I believe that there is maxima clear up to at least 20lb test. I find that maxima does a great job in maintaining its breaking strength as well as holding its knots. I am partial to clear maxima on the Gaspe because the rivers are extremely clear. Whether or not it makes a difference I will never know for sure.

The leaders I use are custom-made by Gary Selig and are made from maxima. He glues all of his knots.

For what it is worth, I have had clients complain about mirage slipping and/or breaking at the knot. One dwears he willnever use it again after having his leader break on a 25lb+ salmon this past August. I also hear that it breaks down very poorly and is therefore not environmentally freindly? Anyone have any info on this?

Bill Greiner
Malbaie River Outfitters
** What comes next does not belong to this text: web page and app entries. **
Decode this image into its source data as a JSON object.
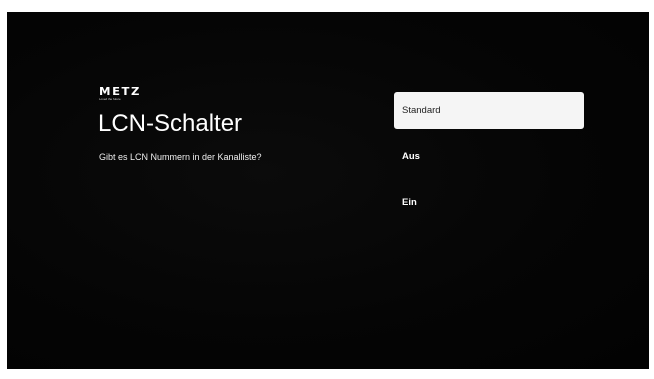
{
  "brand": {
    "name": "METZ",
    "tagline": "Loved the future"
  },
  "page": {
    "title": "LCN-Schalter",
    "subtitle": "Gibt es LCN Nummern in der Kanalliste?"
  },
  "options": [
    {
      "label": "Standard",
      "selected": true
    },
    {
      "label": "Aus",
      "selected": false
    },
    {
      "label": "Ein",
      "selected": false
    }
  ],
  "colors": {
    "background": "#050505",
    "text": "#ffffff",
    "selected_background": "#f5f5f5",
    "selected_text": "#222222"
  }
}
Gary W
01-22-2005, 08:39 AM

I often use the Maxima Green and find it to be excellent leader material. I went off the brown Maxima while trout fishing with no success one day and a fellow fisher said "change the leader, the brown stuff spooks the fish". Sure enough, a change to a less conspicuous leader material brought instant success.

I do not like the Maxima Clear because it seems to have a short shelf life. I've had experiences with it where it turns almost brittle after being stored for a few months.

When I want a clear leader material I always opt for Hardy Co-Polymer. I find this hard to beat for salmon fishing. I've used it in breaking strains up to 20lb, but have never looked for anything heavier.

The only exception is when the fish want a small fly high in the water but not skated. In that instance I will use a longish flourocarbon leader that just drags the fly under the surface a little. I don't suppose this is an issue when fishing with a riffle hitch.

Earle Fletcher
01-22-2005, 03:35 PM
I just checked (2) 2005 fly fishing catalogues found that Maxima is available in Chameleon, Clear and Ultra Green from 1# to 40 # test. For the first time they are making fluaorocarbon leader material from 2# to 40# test. I had some breakage problems with the second generation Mirage this past season. The first instance was with a 125# +/- tarpon on 20# Mirage. I noticed when I was tying up my salmon leaders, I was getting a lot of breakage when snugging up the blood and double surgeon knots in the small tippet sections. I didn't loose any salmon because of leader breakage, but I didn't use anything less than 12.5# test. I'm going to try the new Maxima fluorocarbon for this year's salmon fishing and stick with the old standby Mason for the tarpon leaders.